The SANS Institute, founded in 1989, provides computer security training, professional certification through GIAC (Global Information Assurance Certification), and a research archive - the SANS Reading Room. It also operates the Internet Storm Center, an Internet monitoring system staffed by a global community of security practitioners. The trade name SANS (deriving from SysAdmin, Audit, Networking, and Security) belongs to the for-profit Escal Institute of Advanced Technologies.The National Institute of Standards and Technology (NIST) has published "Guidelines for Smart Grid Cyber Security," a three-volume, 537-page report aimed at "facilitating organization-specific Smart Grid cyber security strategies focused on prevention, detection, response and recovery." The publication includes "high-level security requirements, a framework for assessing risks, an evaluation of privacy issues at personal residences, and additional information for businesses and organizations to use as they craft strategies to protect the modernizing power grid from attacks, malicious code, cascading errors and other threats."
Now you get three points of view from NewsBites contributing editors Tom Liston of InGuardians, John Pescatore of Gartner, and SANS own Allan Paller. Note, Pescatore, and, in particular, Paller, slam NIST pretty hard for getting the guidance out bass ackwards (burying the most helpful parts at the end of the report):
Liston: Unfortunately, "smart grid" is just the latest in a series of technologies that have been deployed with security as an afterthought. While I applaud any effort to better secure our infrastructure, it's a bit late to talk about "security strategies" at this stage of the game. The key question is whether some of the quite-sound recommendations can be retrofit into the existing deployment models.
Pescatore: There is still an opportunity for better security to be built-in to the smart grid build out, vs. try to pretend a compliance regime like NERC/CIP will force it in later. Section 7 of the third volume has a good attack surface analysis that should be a starting point.

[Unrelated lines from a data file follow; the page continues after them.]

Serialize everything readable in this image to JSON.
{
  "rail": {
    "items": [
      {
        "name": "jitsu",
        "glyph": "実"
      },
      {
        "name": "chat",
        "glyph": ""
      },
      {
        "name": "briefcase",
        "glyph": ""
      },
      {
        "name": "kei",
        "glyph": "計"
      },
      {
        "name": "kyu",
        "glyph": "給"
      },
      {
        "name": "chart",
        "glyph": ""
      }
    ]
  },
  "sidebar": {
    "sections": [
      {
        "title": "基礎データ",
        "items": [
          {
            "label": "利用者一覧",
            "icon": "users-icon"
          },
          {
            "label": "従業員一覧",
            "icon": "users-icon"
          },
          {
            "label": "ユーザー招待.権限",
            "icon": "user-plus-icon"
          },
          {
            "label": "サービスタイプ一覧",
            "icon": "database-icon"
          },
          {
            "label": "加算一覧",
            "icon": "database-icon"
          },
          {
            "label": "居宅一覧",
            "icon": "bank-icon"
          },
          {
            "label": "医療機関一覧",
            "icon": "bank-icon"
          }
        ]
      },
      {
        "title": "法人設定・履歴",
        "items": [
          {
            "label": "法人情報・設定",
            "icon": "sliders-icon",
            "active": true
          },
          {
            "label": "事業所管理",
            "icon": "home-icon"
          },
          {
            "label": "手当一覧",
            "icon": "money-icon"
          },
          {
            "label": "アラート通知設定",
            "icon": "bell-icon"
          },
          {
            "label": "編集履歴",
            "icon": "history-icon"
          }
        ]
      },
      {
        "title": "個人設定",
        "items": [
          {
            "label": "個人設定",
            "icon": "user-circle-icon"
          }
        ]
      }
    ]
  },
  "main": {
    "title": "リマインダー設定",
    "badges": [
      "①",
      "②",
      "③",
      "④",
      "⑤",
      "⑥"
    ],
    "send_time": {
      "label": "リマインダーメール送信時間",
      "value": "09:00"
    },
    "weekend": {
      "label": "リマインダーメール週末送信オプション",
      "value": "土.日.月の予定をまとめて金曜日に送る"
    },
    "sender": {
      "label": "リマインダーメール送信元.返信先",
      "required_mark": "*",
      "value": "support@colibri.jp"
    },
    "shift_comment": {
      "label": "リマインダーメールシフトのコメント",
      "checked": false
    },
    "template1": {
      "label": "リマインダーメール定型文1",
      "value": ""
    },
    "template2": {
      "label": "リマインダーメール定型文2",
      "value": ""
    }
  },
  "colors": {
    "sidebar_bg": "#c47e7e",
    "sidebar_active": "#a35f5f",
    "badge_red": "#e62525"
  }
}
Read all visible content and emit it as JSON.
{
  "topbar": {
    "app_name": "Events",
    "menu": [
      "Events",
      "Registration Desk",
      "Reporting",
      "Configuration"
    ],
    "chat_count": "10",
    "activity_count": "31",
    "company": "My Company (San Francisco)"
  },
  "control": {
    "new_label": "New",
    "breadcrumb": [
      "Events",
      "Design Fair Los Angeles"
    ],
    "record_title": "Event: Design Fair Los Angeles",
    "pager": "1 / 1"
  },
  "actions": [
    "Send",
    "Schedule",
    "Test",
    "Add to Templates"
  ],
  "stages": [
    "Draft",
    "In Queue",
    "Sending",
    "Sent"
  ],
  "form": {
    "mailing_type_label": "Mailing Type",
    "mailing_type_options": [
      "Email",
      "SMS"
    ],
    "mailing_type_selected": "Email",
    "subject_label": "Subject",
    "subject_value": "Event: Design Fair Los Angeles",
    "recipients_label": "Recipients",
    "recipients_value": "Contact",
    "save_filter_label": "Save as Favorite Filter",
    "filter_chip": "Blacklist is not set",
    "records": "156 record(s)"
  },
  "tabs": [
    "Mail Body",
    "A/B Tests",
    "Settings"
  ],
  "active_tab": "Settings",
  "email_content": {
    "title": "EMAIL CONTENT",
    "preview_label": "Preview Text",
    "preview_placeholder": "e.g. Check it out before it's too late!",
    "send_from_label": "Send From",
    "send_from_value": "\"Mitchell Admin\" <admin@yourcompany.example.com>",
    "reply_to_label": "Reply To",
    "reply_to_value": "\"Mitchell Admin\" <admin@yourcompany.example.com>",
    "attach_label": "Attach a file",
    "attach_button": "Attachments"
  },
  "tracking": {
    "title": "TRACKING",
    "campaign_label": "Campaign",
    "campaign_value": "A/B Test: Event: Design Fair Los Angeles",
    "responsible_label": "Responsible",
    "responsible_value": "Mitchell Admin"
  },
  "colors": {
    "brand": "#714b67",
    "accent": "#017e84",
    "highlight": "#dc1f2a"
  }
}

Paller: John Pescatore's comment illustrates one reason that this NIST document and others like 800-53 are exacerbating the nation's cyber risk instead of helping to mitigate the risk. NIST buried the critical information (the attack surface) in the 7th chapter of the third volume (after lengthy, but non-specific descriptions of 197 separate controls in more than 350 pages).
Paller (cont): A central tenet of effective security is that offense informs defense. In other words, do the most important things first! That means guidance must start with, and be organized around, the attack surface; and guidance must be prioritized according to risk from each attack vector. Which of the 197 recommendations matters most? Which must be implemented first? How will we know that they were implemented effectively? If NIST doesn't know the answers to those basic questions, what are they doing writing guidance? For failing to prioritize the guidance, and for burying readers in information of little immediate consequence, NIST earns a grade of "D" on its new report.Here's a LINK to third volume if you want to check out chapter 7. Begins on page 29.
I definitely support the editors' point that once again, we're seeking to add security after most of the horses have left the barn. Goes against the popular security mantras of the day: "Secure by Design, "Build Security In," etc. Though not sure how this could have played out otherwise.
I'd be interested in hearing a candid NIST response to this criticism. They worked fast and furious for a long time bringing 7628 together and there's a lot of goodness in it. I saw some of that process first-hand as an early (albeit very infrequent) contributor. In terms of how they structured it in the end and what they chose to emphasize, there was definitely a method to their madness.